25th September 2018
Mark Pearson on children and their natural empathy for animals.
As adults we cannot fail to observe a child’s innocent delight in interactions with animals. On a more prosaic note, science tells us that a child’s amygdala, the most ancient part of the human brain, is hardwired to respond to other animals. When measuring brain activity, scientists found that neurons in the amygdala became extremely active when the subject was shown pictures of animals. The right hemisphere of the amygdala is the storage space where young brains respond to emotional stimuli, creating categories of animals such as prey, play or predator.
E.O. Wilson, a biologist, coined the term “biophilia” to describe the biologically determined affinity of humans with the natural world, including the inherent empathy humans have for other living beings. It explains the emotional desire to protect creatures that are small and vulnerable.
Very young children are drawn to animals, especially baby animals. Babies are more likely to smile at, talk to and touch live animals rather than mechanical animal toys. Studies of the dreams of pre-school children reveal that as many as 90% of their dreams are about animals. There is also considerable evidence that children derive emotional sustenance from their companion animals, often talking to their pets when lonely, afraid or sad.
Early childhood educators have recognised that children thrive when they spend time in natural settings that include opportunities for interactions with animals. . Unlike adults who have been socialised into a transnational view of animals; what they can provide in the way of food, clothing or entertainment, children recognise the intrinsic value of animals; that simply because they are living creatures, they are important. Children innately understand that they are part of and not separate to, nature.

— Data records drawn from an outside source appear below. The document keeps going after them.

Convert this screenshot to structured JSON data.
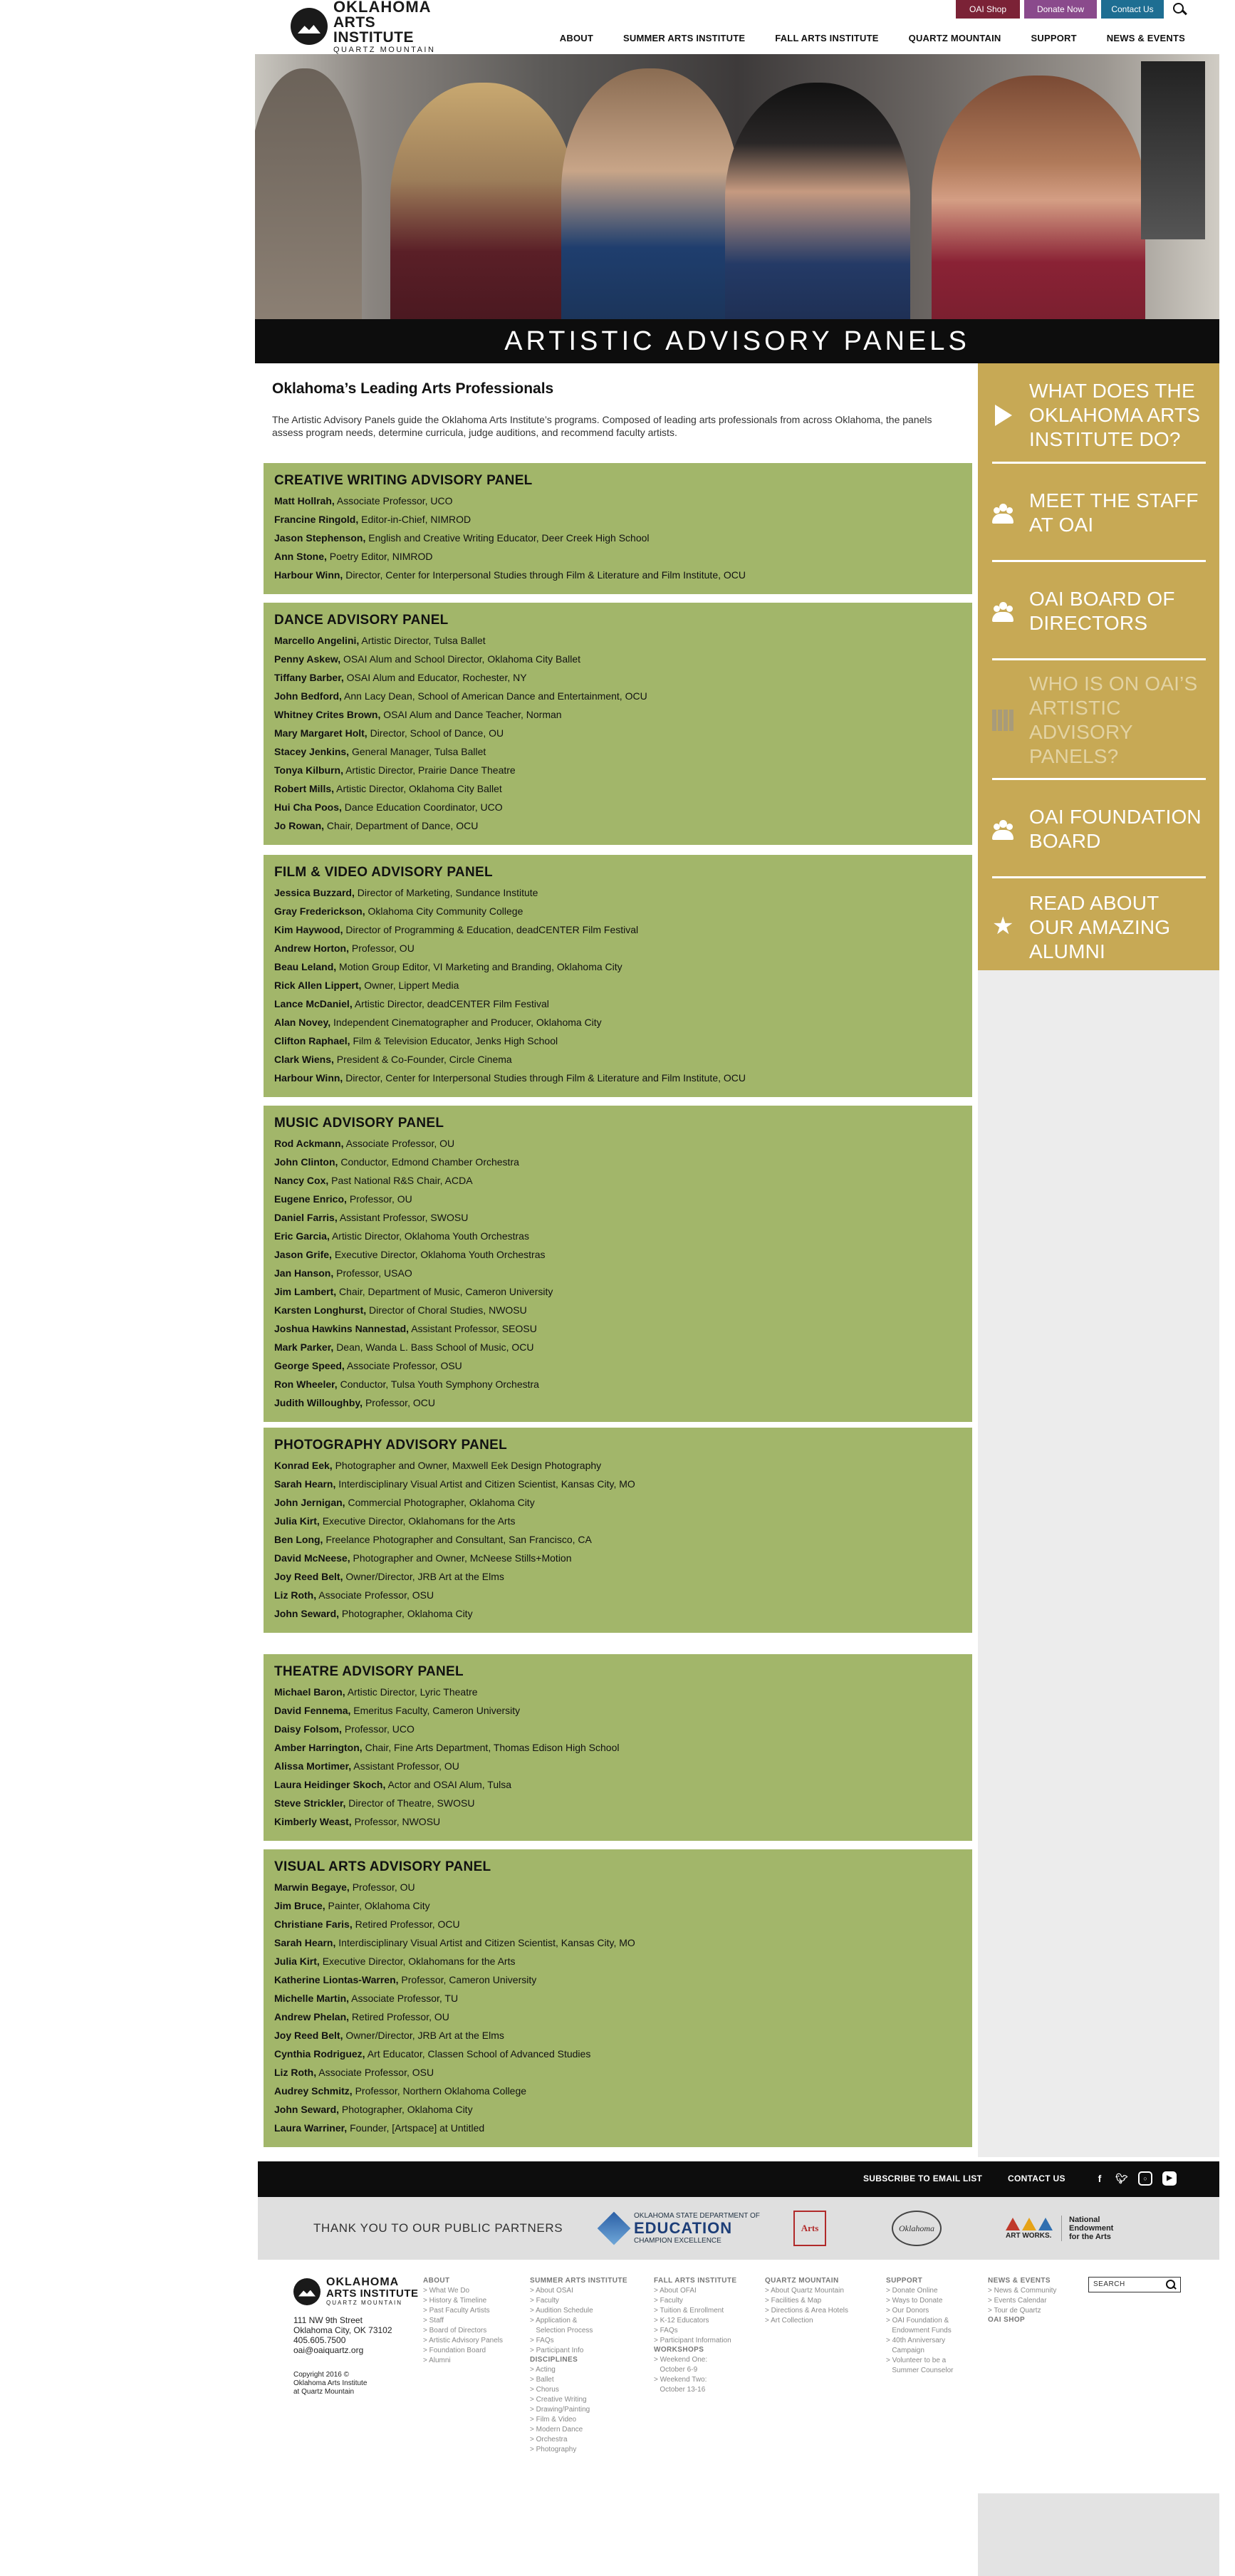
{
  "header": {
    "logo": {
      "line1": "OKLAHOMA",
      "line2": "ARTS INSTITUTE",
      "line3": "QUARTZ MOUNTAIN"
    },
    "util_buttons": {
      "shop": "OAI Shop",
      "donate": "Donate Now",
      "contact": "Contact Us"
    },
    "nav": [
      "ABOUT",
      "SUMMER ARTS INSTITUTE",
      "FALL ARTS INSTITUTE",
      "QUARTZ MOUNTAIN",
      "SUPPORT",
      "NEWS & EVENTS"
    ]
  },
  "hero": {
    "title": "ARTISTIC ADVISORY PANELS"
  },
  "intro": {
    "title": "Oklahoma’s Leading Arts Professionals",
    "text": "The Artistic Advisory Panels guide the Oklahoma Arts Institute’s programs. Composed of leading arts professionals from across Oklahoma, the panels assess program needs, determine curricula, judge auditions, and recommend faculty artists."
  },
  "panels": [
    {
      "title": "CREATIVE WRITING ADVISORY PANEL",
      "members": [
        {
          "name": "Matt Hollrah,",
          "role": "Associate Professor, UCO"
        },
        {
          "name": "Francine Ringold,",
          "role": "Editor-in-Chief, NIMROD"
        },
        {
          "name": "Jason Stephenson,",
          "role": "English and Creative Writing Educator, Deer Creek High School"
        },
        {
          "name": "Ann Stone,",
          "role": "Poetry Editor, NIMROD"
        },
        {
          "name": "Harbour Winn,",
          "role": "Director, Center for Interpersonal Studies through Film & Literature and Film Institute, OCU"
        }
      ]
    },
    {
      "title": "DANCE ADVISORY PANEL",
      "members": [
        {
          "name": "Marcello Angelini,",
          "role": "Artistic Director, Tulsa Ballet"
        },
        {
          "name": "Penny Askew,",
          "role": "OSAI Alum and School Director, Oklahoma City Ballet"
        },
        {
          "name": "Tiffany Barber,",
          "role": "OSAI Alum and Educator, Rochester, NY"
        },
        {
          "name": "John Bedford,",
          "role": "Ann Lacy Dean, School of American Dance and Entertainment, OCU"
        },
        {
          "name": "Whitney Crites Brown,",
          "role": "OSAI Alum and Dance Teacher, Norman"
        },
        {
          "name": "Mary Margaret Holt,",
          "role": "Director, School of Dance, OU"
        },
        {
          "name": "Stacey Jenkins,",
          "role": "General Manager, Tulsa Ballet"
        },
        {
          "name": "Tonya Kilburn,",
          "role": "Artistic Director, Prairie Dance Theatre"
        },
        {
          "name": "Robert Mills,",
          "role": "Artistic Director, Oklahoma City Ballet"
        },
        {
          "name": "Hui Cha Poos,",
          "role": "Dance Education Coordinator, UCO"
        },
        {
          "name": "Jo Rowan,",
          "role": "Chair, Department of Dance, OCU"
        }
      ]
    },
    {
      "title": "FILM & VIDEO ADVISORY PANEL",
      "members": [
        {
          "name": "Jessica Buzzard,",
          "role": "Director of Marketing, Sundance Institute"
        },
        {
          "name": "Gray Frederickson,",
          "role": "Oklahoma City Community College"
        },
        {
          "name": "Kim Haywood,",
          "role": "Director of Programming & Education, deadCENTER Film Festival"
        },
        {
          "name": "Andrew Horton,",
          "role": "Professor, OU"
        },
        {
          "name": "Beau Leland,",
          "role": "Motion Group Editor, VI Marketing and Branding, Oklahoma City"
        },
        {
          "name": "Rick Allen Lippert,",
          "role": "Owner, Lippert Media"
        },
        {
          "name": "Lance McDaniel,",
          "role": "Artistic Director, deadCENTER Film Festival"
        },
        {
          "name": "Alan Novey,",
          "role": "Independent Cinematographer and Producer, Oklahoma City"
        },
        {
          "name": "Clifton Raphael,",
          "role": "Film & Television Educator, Jenks High School"
        },
        {
          "name": "Clark Wiens,",
          "role": "President & Co-Founder, Circle Cinema"
        },
        {
          "name": "Harbour Winn,",
          "role": "Director, Center for Interpersonal Studies through Film & Literature and Film Institute, OCU"
        }
      ]
    },
    {
      "title": "MUSIC ADVISORY PANEL",
      "members": [
        {
          "name": "Rod Ackmann,",
          "role": "Associate Professor, OU"
        },
        {
          "name": "John Clinton,",
          "role": "Conductor, Edmond Chamber Orchestra"
        },
        {
          "name": "Nancy Cox,",
          "role": "Past National R&S Chair, ACDA"
        },
        {
          "name": "Eugene Enrico,",
          "role": "Professor, OU"
        },
        {
          "name": "Daniel Farris,",
          "role": "Assistant Professor, SWOSU"
        },
        {
          "name": "Eric Garcia,",
          "role": "Artistic Director, Oklahoma Youth Orchestras"
        },
        {
          "name": "Jason Grife,",
          "role": "Executive Director, Oklahoma Youth Orchestras"
        },
        {
          "name": "Jan Hanson,",
          "role": "Professor, USAO"
        },
        {
          "name": "Jim Lambert,",
          "role": "Chair, Department of Music, Cameron University"
        },
        {
          "name": "Karsten Longhurst,",
          "role": "Director of Choral Studies, NWOSU"
        },
        {
          "name": "Joshua Hawkins Nannestad,",
          "role": "Assistant Professor, SEOSU"
        },
        {
          "name": "Mark Parker,",
          "role": "Dean, Wanda L. Bass School of Music, OCU"
        },
        {
          "name": "George Speed,",
          "role": "Associate Professor, OSU"
        },
        {
          "name": "Ron Wheeler,",
          "role": "Conductor, Tulsa Youth Symphony Orchestra"
        },
        {
          "name": "Judith Willoughby,",
          "role": "Professor, OCU"
        }
      ]
    },
    {
      "title": "PHOTOGRAPHY ADVISORY PANEL",
      "members": [
        {
          "name": "Konrad Eek,",
          "role": "Photographer and Owner, Maxwell Eek Design Photography"
        },
        {
          "name": "Sarah Hearn,",
          "role": "Interdisciplinary Visual Artist and Citizen Scientist, Kansas City, MO"
        },
        {
          "name": "John Jernigan,",
          "role": "Commercial Photographer, Oklahoma City"
        },
        {
          "name": "Julia Kirt,",
          "role": "Executive Director, Oklahomans for the Arts"
        },
        {
          "name": "Ben Long,",
          "role": "Freelance Photographer and Consultant, San Francisco, CA"
        },
        {
          "name": "David McNeese,",
          "role": "Photographer and Owner, McNeese Stills+Motion"
        },
        {
          "name": "Joy Reed Belt,",
          "role": "Owner/Director, JRB Art at the Elms"
        },
        {
          "name": "Liz Roth,",
          "role": "Associate Professor, OSU"
        },
        {
          "name": "John Seward,",
          "role": "Photographer, Oklahoma City"
        }
      ]
    },
    {
      "title": "THEATRE ADVISORY PANEL",
      "members": [
        {
          "name": "Michael Baron,",
          "role": "Artistic Director, Lyric Theatre"
        },
        {
          "name": "David Fennema,",
          "role": "Emeritus Faculty, Cameron University"
        },
        {
          "name": "Daisy Folsom,",
          "role": "Professor, UCO"
        },
        {
          "name": "Amber Harrington,",
          "role": "Chair, Fine Arts Department, Thomas Edison High School"
        },
        {
          "name": "Alissa Mortimer,",
          "role": "Assistant Professor, OU"
        },
        {
          "name": "Laura Heidinger Skoch,",
          "role": "Actor and OSAI Alum, Tulsa"
        },
        {
          "name": "Steve Strickler,",
          "role": "Director of Theatre, SWOSU"
        },
        {
          "name": "Kimberly Weast,",
          "role": "Professor, NWOSU"
        }
      ]
    },
    {
      "title": "VISUAL ARTS ADVISORY PANEL",
      "members": [
        {
          "name": "Marwin Begaye,",
          "role": "Professor, OU"
        },
        {
          "name": "Jim Bruce,",
          "role": "Painter, Oklahoma City"
        },
        {
          "name": "Christiane Faris,",
          "role": "Retired Professor, OCU"
        },
        {
          "name": "Sarah Hearn,",
          "role": "Interdisciplinary Visual Artist and Citizen Scientist, Kansas City, MO"
        },
        {
          "name": "Julia Kirt,",
          "role": "Executive Director, Oklahomans for the Arts"
        },
        {
          "name": "Katherine Liontas-Warren,",
          "role": "Professor, Cameron University"
        },
        {
          "name": "Michelle Martin,",
          "role": "Associate Professor, TU"
        },
        {
          "name": "Andrew Phelan,",
          "role": "Retired Professor, OU"
        },
        {
          "name": "Joy Reed Belt,",
          "role": "Owner/Director, JRB Art at the Elms"
        },
        {
          "name": "Cynthia Rodriguez,",
          "role": "Art Educator, Classen School of Advanced Studies"
        },
        {
          "name": "Liz Roth,",
          "role": "Associate Professor, OSU"
        },
        {
          "name": "Audrey Schmitz,",
          "role": "Professor, Northern Oklahoma College"
        },
        {
          "name": "John Seward,",
          "role": "Photographer, Oklahoma City"
        },
        {
          "name": "Laura Warriner,",
          "role": "Founder, [Artspace] at Untitled"
        }
      ]
    }
  ],
  "sidebar": {
    "items": [
      {
        "label": "WHAT DOES THE OKLAHOMA ARTS INSTITUTE DO?",
        "icon": "play-icon"
      },
      {
        "label": "MEET THE STAFF AT OAI",
        "icon": "people-icon"
      },
      {
        "label": "OAI BOARD OF DIRECTORS",
        "icon": "people-icon"
      },
      {
        "label": "WHO IS ON OAI’S ARTISTIC ADVISORY PANELS?",
        "icon": "panels-icon"
      },
      {
        "label": "OAI FOUNDATION BOARD",
        "icon": "people-icon"
      },
      {
        "label": "READ ABOUT OUR AMAZING ALUMNI",
        "icon": "star-icon"
      }
    ]
  },
  "footer_bar": {
    "subscribe": "SUBSCRIBE TO EMAIL LIST",
    "contact": "CONTACT US"
  },
  "partners": {
    "label": "THANK YOU TO OUR PUBLIC PARTNERS",
    "education_top": "OKLAHOMA STATE DEPARTMENT OF",
    "education_main": "EDUCATION",
    "education_sub": "CHAMPION EXCELLENCE",
    "arts_council": "Arts",
    "oklahoma": "Oklahoma",
    "art_works": "ART WORKS.",
    "nea_line1": "National",
    "nea_line2": "Endowment",
    "nea_line3": "for the Arts"
  },
  "footer": {
    "logo": {
      "line1": "OKLAHOMA",
      "line2": "ARTS INSTITUTE",
      "line3": "QUARTZ MOUNTAIN"
    },
    "address_line1": "111 NW 9th Street",
    "address_line2": "Oklahoma City, OK 73102",
    "phone": "405.605.7500",
    "email": "oai@oaiquartz.org",
    "copy_line1": "Copyright 2016 ©",
    "copy_line2": "Oklahoma Arts Institute",
    "copy_line3": "at Quartz Mountain",
    "columns": [
      {
        "heading": "ABOUT",
        "links": [
          "> What We Do",
          "> History & Timeline",
          "> Past Faculty Artists",
          "> Staff",
          "> Board of Directors",
          "> Artistic Advisory Panels",
          "> Foundation Board",
          "> Alumni"
        ]
      },
      {
        "heading": "SUMMER ARTS INSTITUTE",
        "links": [
          "> About OSAI",
          "> Faculty",
          "> Audition Schedule",
          "> Application &",
          "   Selection Process",
          "> FAQs",
          "> Participant Info"
        ],
        "heading2": "DISCIPLINES",
        "links2": [
          "> Acting",
          "> Ballet",
          "> Chorus",
          "> Creative Writing",
          "> Drawing/Painting",
          "> Film & Video",
          "> Modern Dance",
          "> Orchestra",
          "> Photography"
        ]
      },
      {
        "heading": "FALL ARTS INSTITUTE",
        "links": [
          "> About OFAI",
          "> Faculty",
          "> Tuition & Enrollment",
          "> K-12 Educators",
          "> FAQs",
          "> Participant Information"
        ],
        "heading2": "WORKSHOPS",
        "links2": [
          "> Weekend One:",
          "   October 6-9",
          "> Weekend Two:",
          "   October 13-16"
        ]
      },
      {
        "heading": "QUARTZ MOUNTAIN",
        "links": [
          "> About Quartz Mountain",
          "> Facilities & Map",
          "> Directions & Area Hotels",
          "> Art Collection"
        ]
      },
      {
        "heading": "SUPPORT",
        "links": [
          "> Donate Online",
          "> Ways to Donate",
          "> Our Donors",
          "> OAI Foundation &",
          "   Endowment Funds",
          "> 40th Anniversary",
          "   Campaign",
          "> Volunteer to be a",
          "   Summer Counselor"
        ]
      },
      {
        "heading": "NEWS & EVENTS",
        "links": [
          "> News & Community",
          "> Events Calendar",
          "> Tour de Quartz"
        ],
        "heading2": "OAI SHOP",
        "links2": []
      }
    ],
    "search_placeholder": "SEARCH"
  }
}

As social media videos show, children have the openness and capacity to bond with any kind of animal. A chance encounter with an orphaned magpie can trigger a lifelong passion for native birds. When children are introduced to wild animals, a whole new world opens before them. Even endemic wild creatures such as ducks, possums and lizards can absorb a child’s full attention
The fictional wall that human society has built to delineate between human and animal is invisible to children. Children are curious to know about all the different ways of being an animal. As any story teller knows, a child is endlessly fascinated about animals live. They love to hear the sounds animal make, the homes they build, what and how they eat. Children are amazed by the ability of animals to fly, swim through the water and climb high in the trees, or seem to disappear through camouflage.

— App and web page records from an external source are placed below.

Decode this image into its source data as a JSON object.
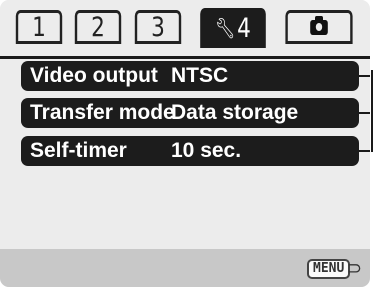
{
  "tabs": [
    {
      "label": "1"
    },
    {
      "label": "2"
    },
    {
      "label": "3"
    },
    {
      "label": "4",
      "icon": "wrench-icon"
    },
    {
      "icon": "camera-icon"
    }
  ],
  "menu_items": [
    {
      "label": "Video output",
      "value": "NTSC"
    },
    {
      "label": "Transfer mode",
      "value": "Data storage"
    },
    {
      "label": "Self-timer",
      "value": "10 sec."
    }
  ],
  "footer": {
    "menu_label": "MENU",
    "return_icon": "return-arrow-icon"
  }
}
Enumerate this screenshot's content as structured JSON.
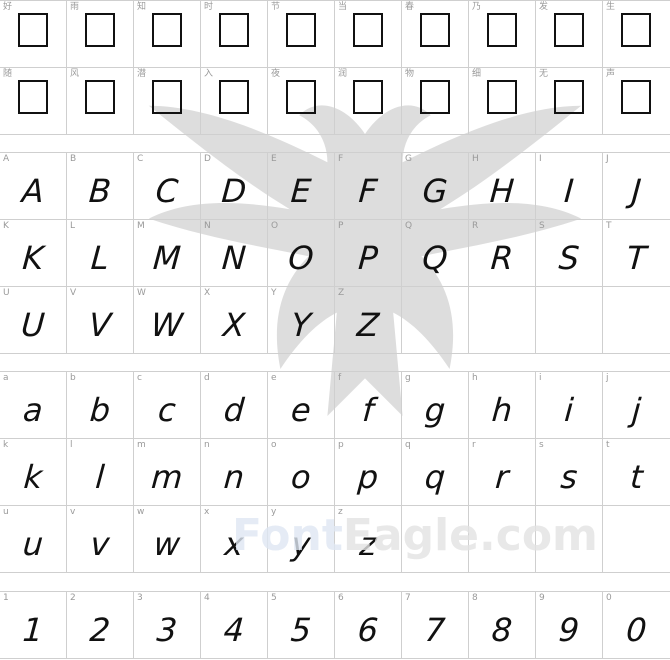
{
  "preview": {
    "cjk_rows": [
      [
        "好",
        "雨",
        "知",
        "时",
        "节",
        "当",
        "春",
        "乃",
        "发",
        "生"
      ],
      [
        "随",
        "风",
        "潜",
        "入",
        "夜",
        "润",
        "物",
        "细",
        "无",
        "声"
      ]
    ],
    "uppercase": [
      "A",
      "B",
      "C",
      "D",
      "E",
      "F",
      "G",
      "H",
      "I",
      "J",
      "K",
      "L",
      "M",
      "N",
      "O",
      "P",
      "Q",
      "R",
      "S",
      "T",
      "U",
      "V",
      "W",
      "X",
      "Y",
      "Z"
    ],
    "lowercase": [
      "a",
      "b",
      "c",
      "d",
      "e",
      "f",
      "g",
      "h",
      "i",
      "j",
      "k",
      "l",
      "m",
      "n",
      "o",
      "p",
      "q",
      "r",
      "s",
      "t",
      "u",
      "v",
      "w",
      "x",
      "y",
      "z"
    ],
    "digits": [
      "1",
      "2",
      "3",
      "4",
      "5",
      "6",
      "7",
      "8",
      "9",
      "0"
    ]
  },
  "watermark": {
    "part1": "Font",
    "part2": "Eagle.com"
  },
  "colors": {
    "grid_line": "#cfcfcf",
    "label": "#9a9a9a",
    "glyph": "#111111",
    "watermark_blue": "#dfe7f3"
  },
  "icons": {
    "background": "eagle-silhouette"
  }
}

Introducing children to the natural environment and wild animals can help children develop empathy for animals. Research also reveals that when children are encouraged to care for companion animals, they tend to be more sensitive and caring toward other people as well. A growing body of evidence shows that children who are supported in their care for animals tend to generalise that love to other living things. Developing caring relationships with animal can lead to deeper feelings of empathy in young children, more positive peer relationships, and social-emotional development.
As children have experiences with animals, they learn about differences and similarities, needs (such as for food, shelter, water and space), and compassion and empathy can grow and deepen.
Conversely, if children are not exposed to the natural world in a positive way, their developing amygdala may only learn the fear response to animals and the natural world. Their innate sense of connection to nature can be overridden by adult role modelling. At worst, children may develop biophobia, an aversion to nature. Children may learn to become fearful of insects and animals not found in highly urbanised environments. These children are at risk of growing up to undervalue the environment and to have little regard for animals as sentient beings.